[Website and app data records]

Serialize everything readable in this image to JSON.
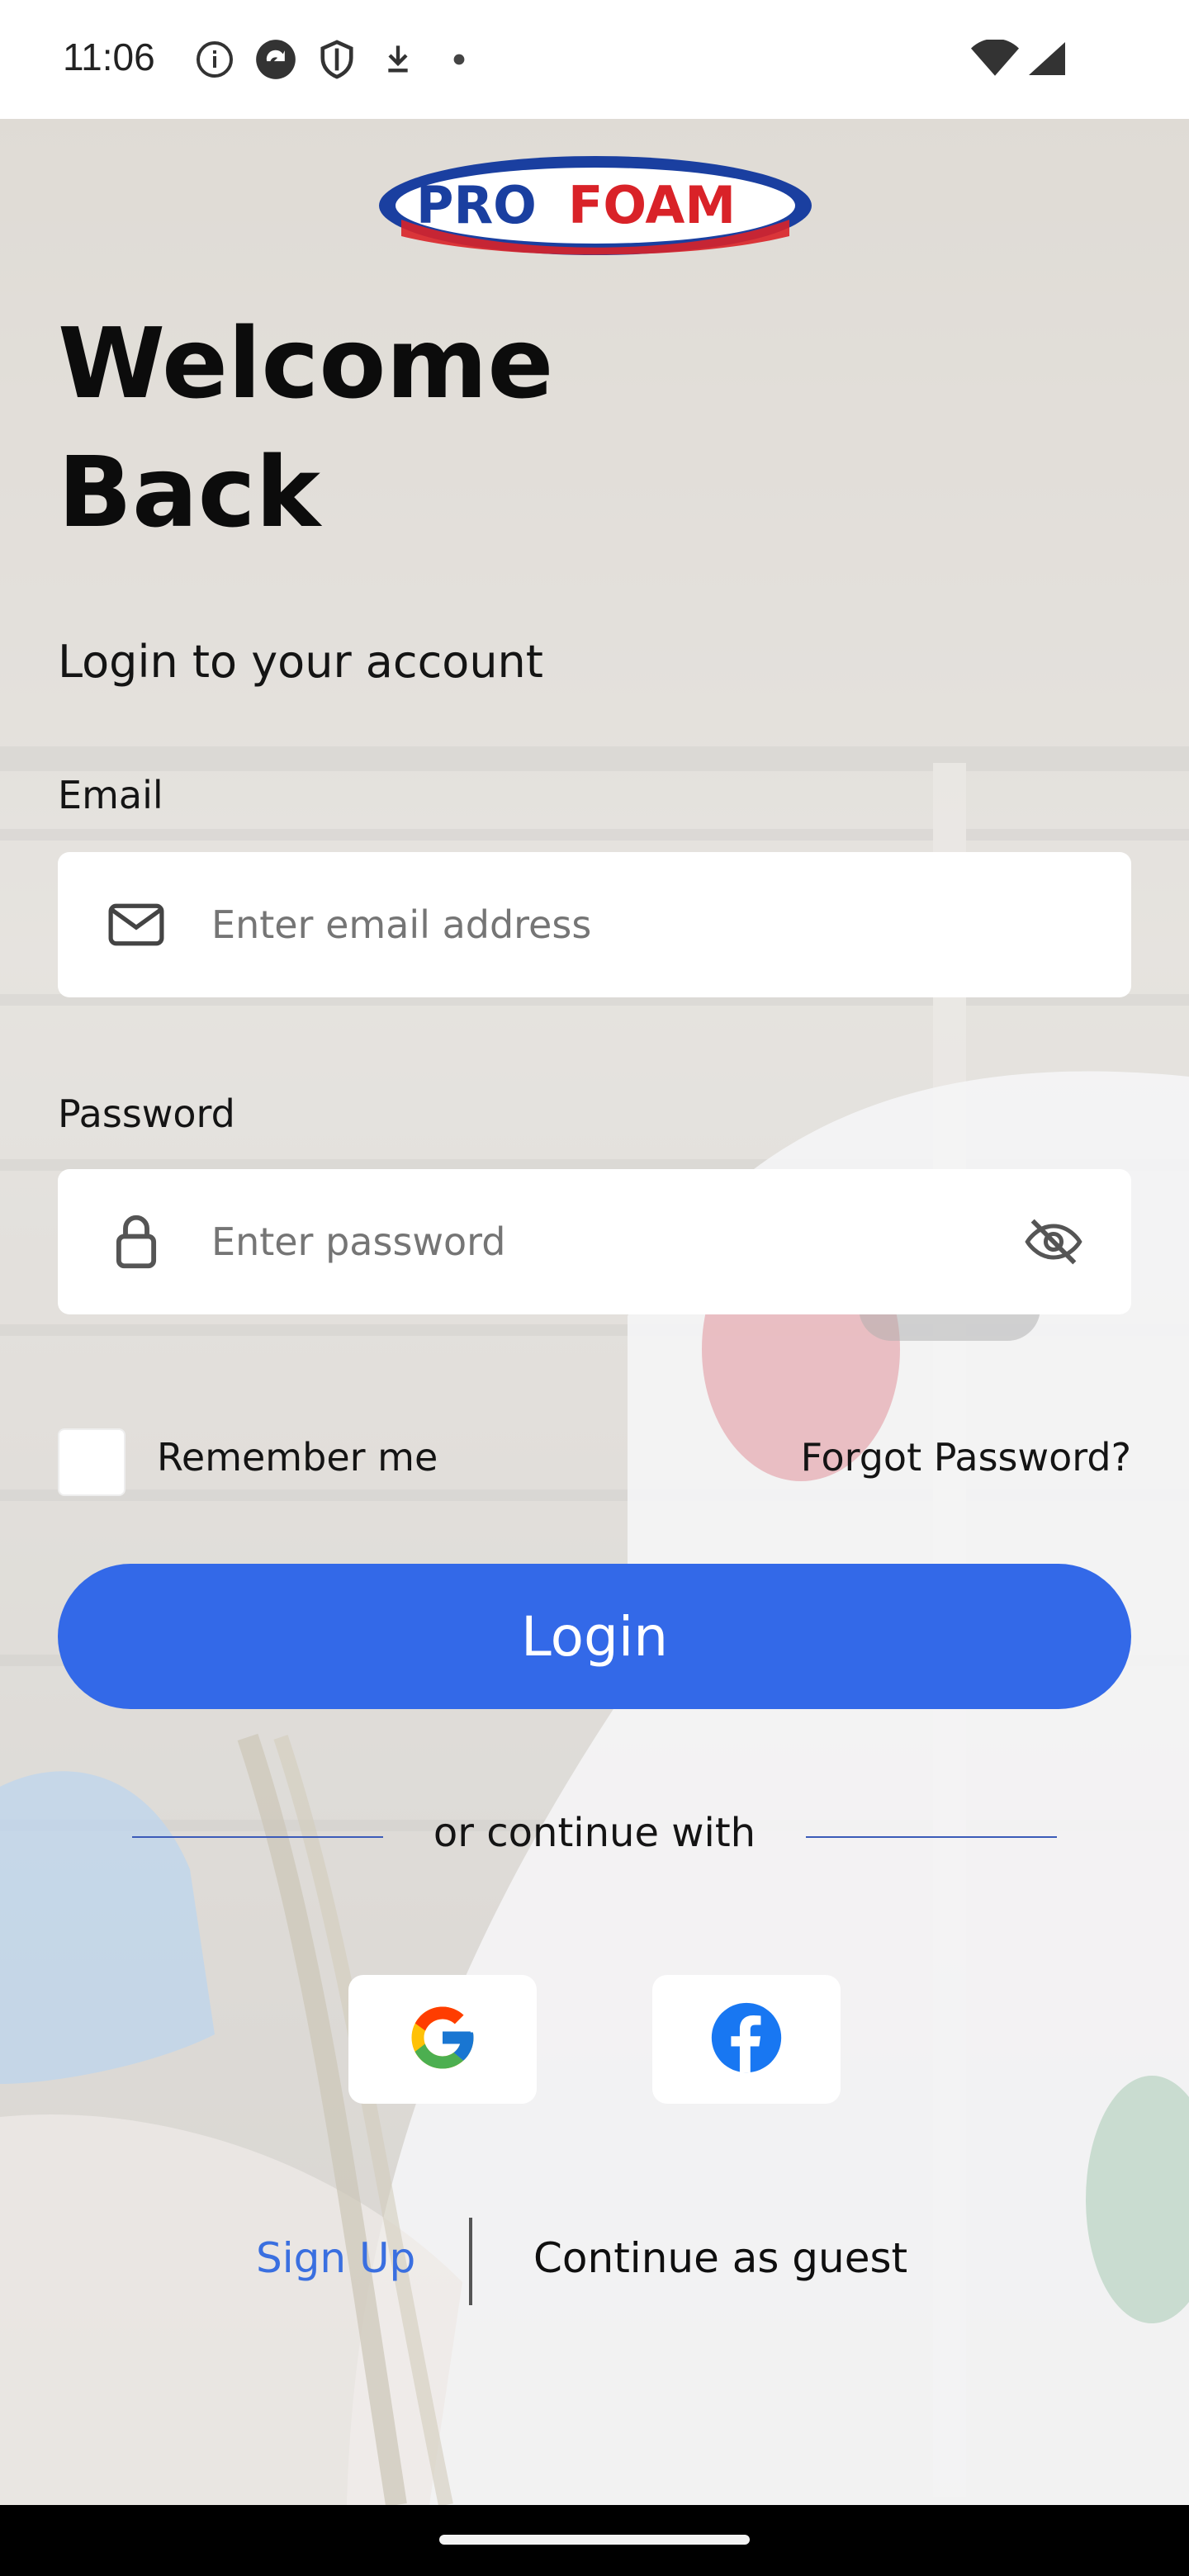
{
  "status_bar": {
    "time": "11:06",
    "left_icons": [
      "info-icon",
      "sync-icon",
      "shield-icon",
      "download-icon",
      "dot-icon"
    ],
    "right_icons": [
      "wifi-icon",
      "signal-icon"
    ]
  },
  "brand": {
    "logo_text_left": "PRO",
    "logo_text_right": "FOAM",
    "logo_colors": {
      "blue": "#1a3fa0",
      "red": "#d92228"
    }
  },
  "header": {
    "welcome_line1": "Welcome",
    "welcome_line2": "Back",
    "subtitle": "Login to your account"
  },
  "form": {
    "email_label": "Email",
    "email_placeholder": "Enter email address",
    "email_value": "",
    "password_label": "Password",
    "password_placeholder": "Enter password",
    "password_value": "",
    "remember_label": "Remember me",
    "remember_checked": false,
    "forgot_label": "Forgot Password?",
    "login_label": "Login"
  },
  "social": {
    "divider_text": "or continue with",
    "providers": [
      "google-icon",
      "facebook-icon"
    ]
  },
  "footer": {
    "signup_label": "Sign Up",
    "guest_label": "Continue as guest"
  },
  "colors": {
    "primary": "#3369e8",
    "link": "#3a6fe0"
  }
}
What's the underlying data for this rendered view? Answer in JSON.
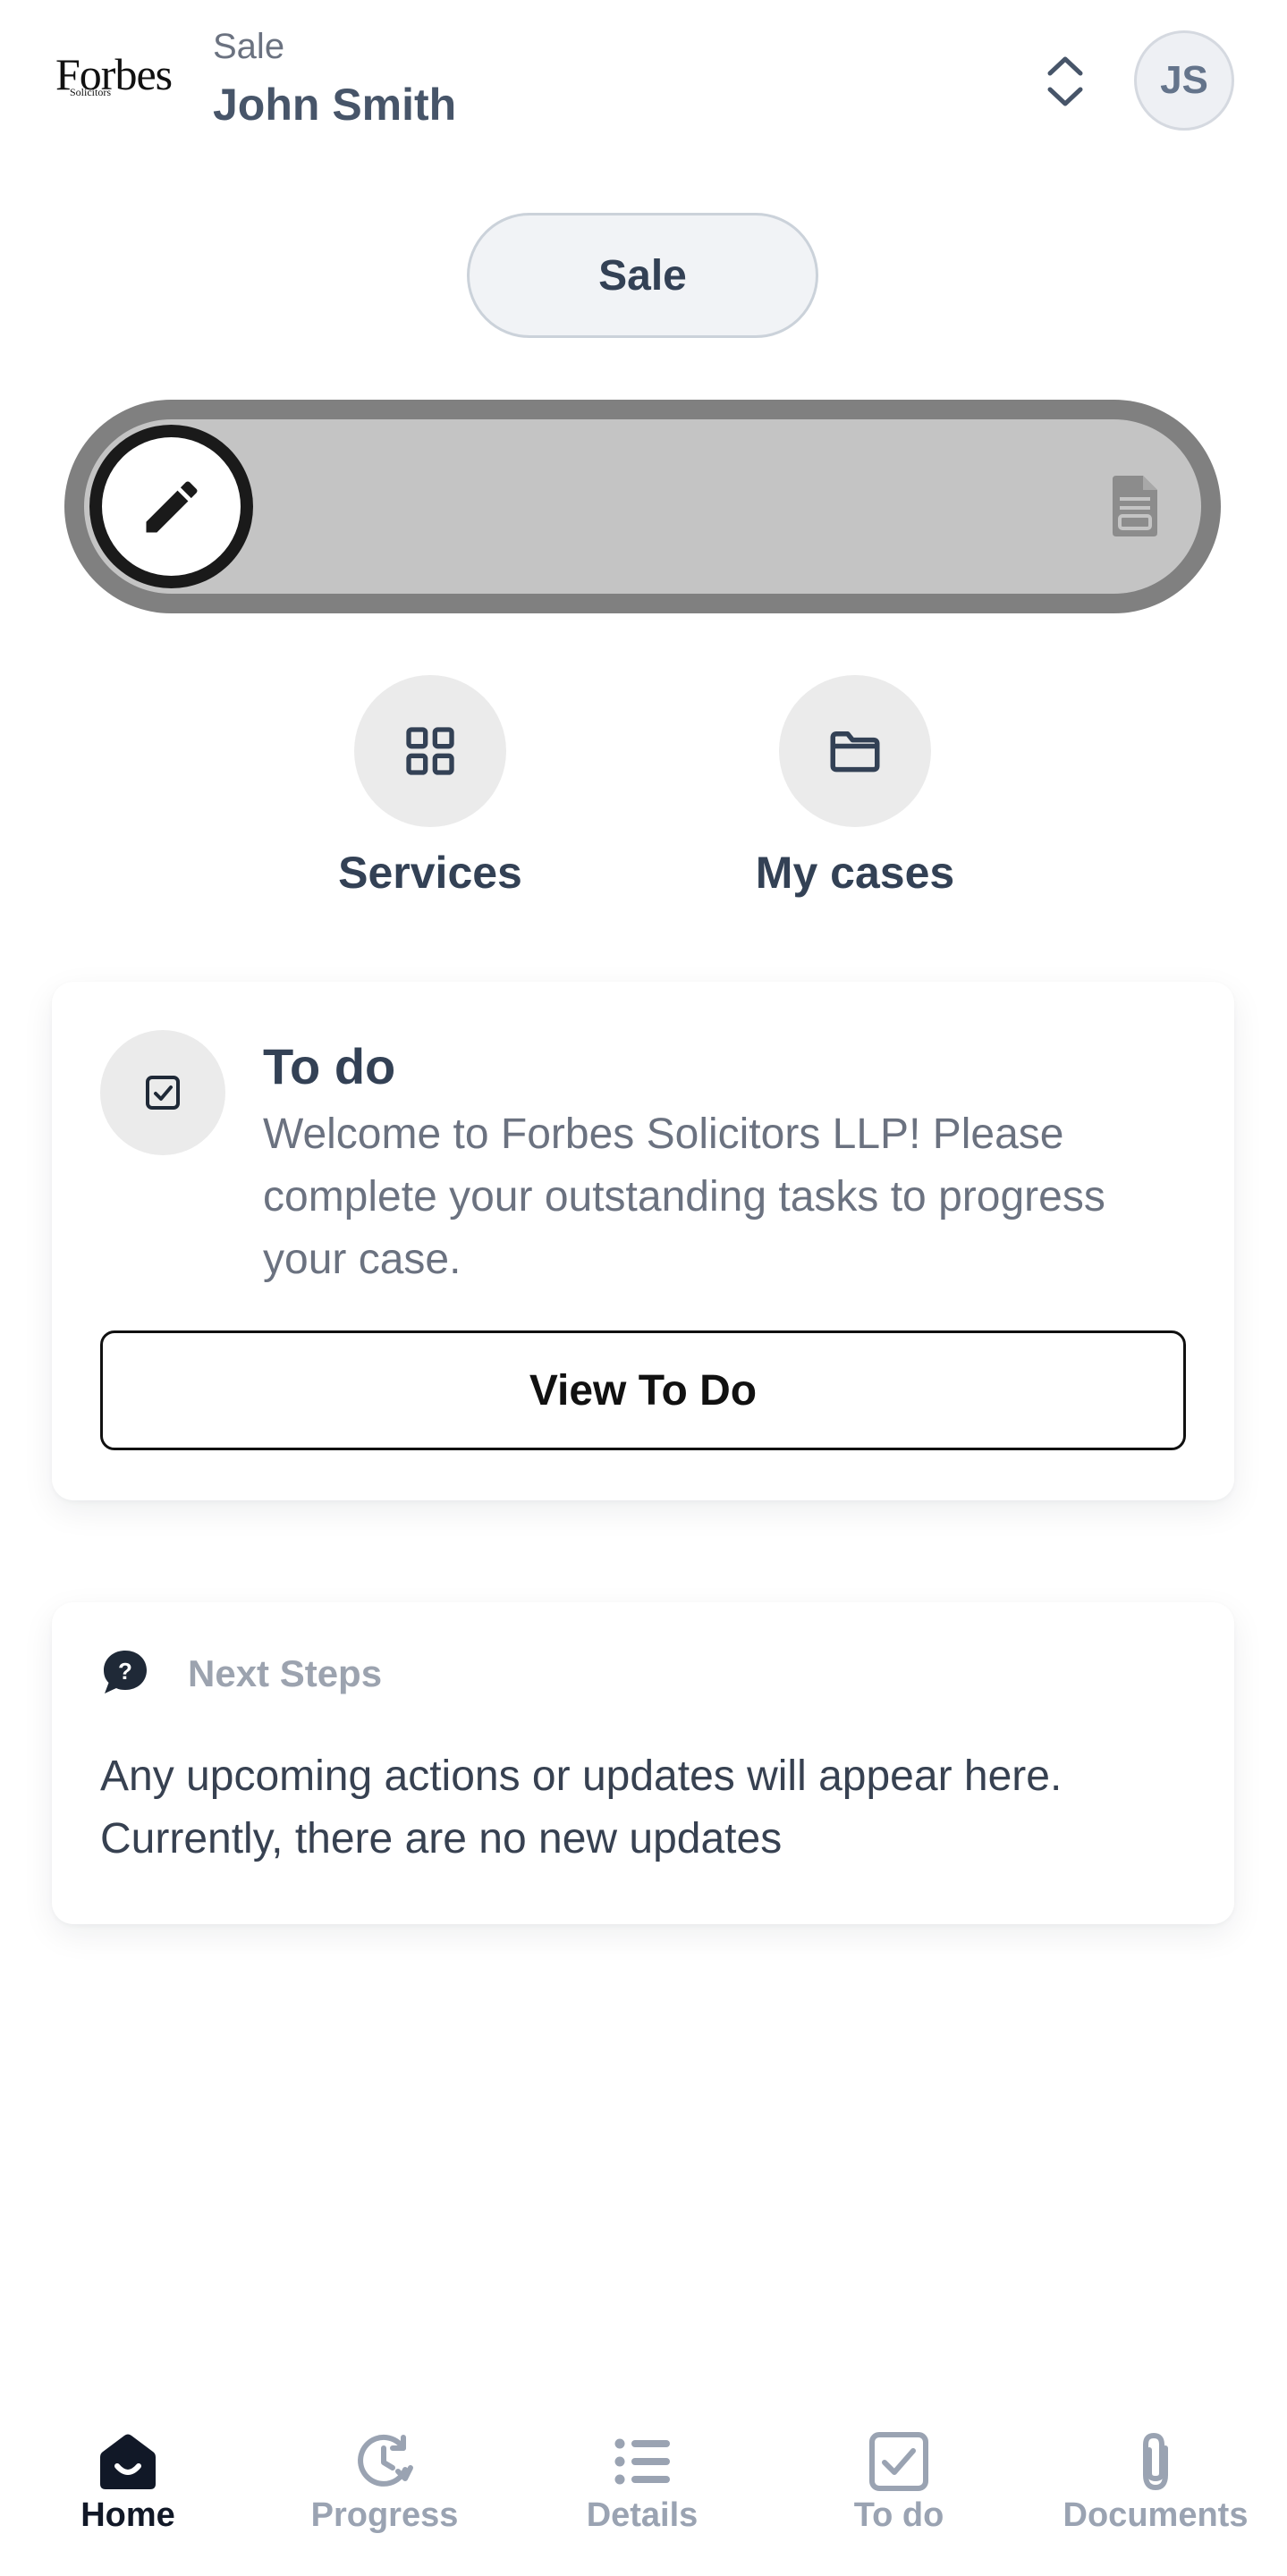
{
  "header": {
    "logo_text": "Forbes",
    "logo_sub": "Solicitors",
    "case_type": "Sale",
    "client_name": "John Smith",
    "avatar_initials": "JS"
  },
  "sale_pill": {
    "label": "Sale"
  },
  "progress": {
    "value": 0
  },
  "quick_actions": [
    {
      "label": "Services",
      "icon": "grid-icon"
    },
    {
      "label": "My cases",
      "icon": "folder-icon"
    }
  ],
  "todo_card": {
    "title": "To do",
    "text": "Welcome to Forbes Solicitors LLP! Please complete your outstanding tasks to progress your case.",
    "button_label": "View To Do"
  },
  "next_steps": {
    "title": "Next Steps",
    "text": "Any upcoming actions or updates will appear here. Currently, there are no new updates"
  },
  "bottom_nav": {
    "items": [
      {
        "label": "Home",
        "icon": "home-icon",
        "active": true
      },
      {
        "label": "Progress",
        "icon": "clock-icon",
        "active": false
      },
      {
        "label": "Details",
        "icon": "list-icon",
        "active": false
      },
      {
        "label": "To do",
        "icon": "checkbox-icon",
        "active": false
      },
      {
        "label": "Documents",
        "icon": "paperclip-icon",
        "active": false
      }
    ]
  },
  "colors": {
    "text_primary": "#334155",
    "text_muted": "#6b7280",
    "nav_inactive": "#9aa3b2",
    "nav_active": "#111827",
    "track_outer": "#808080",
    "track_inner": "#c4c4c4"
  }
}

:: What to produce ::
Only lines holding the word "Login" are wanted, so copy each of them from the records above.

:: Result of this exercise ::
    "subtitle": "Login to your account"
    "login_label": "Login"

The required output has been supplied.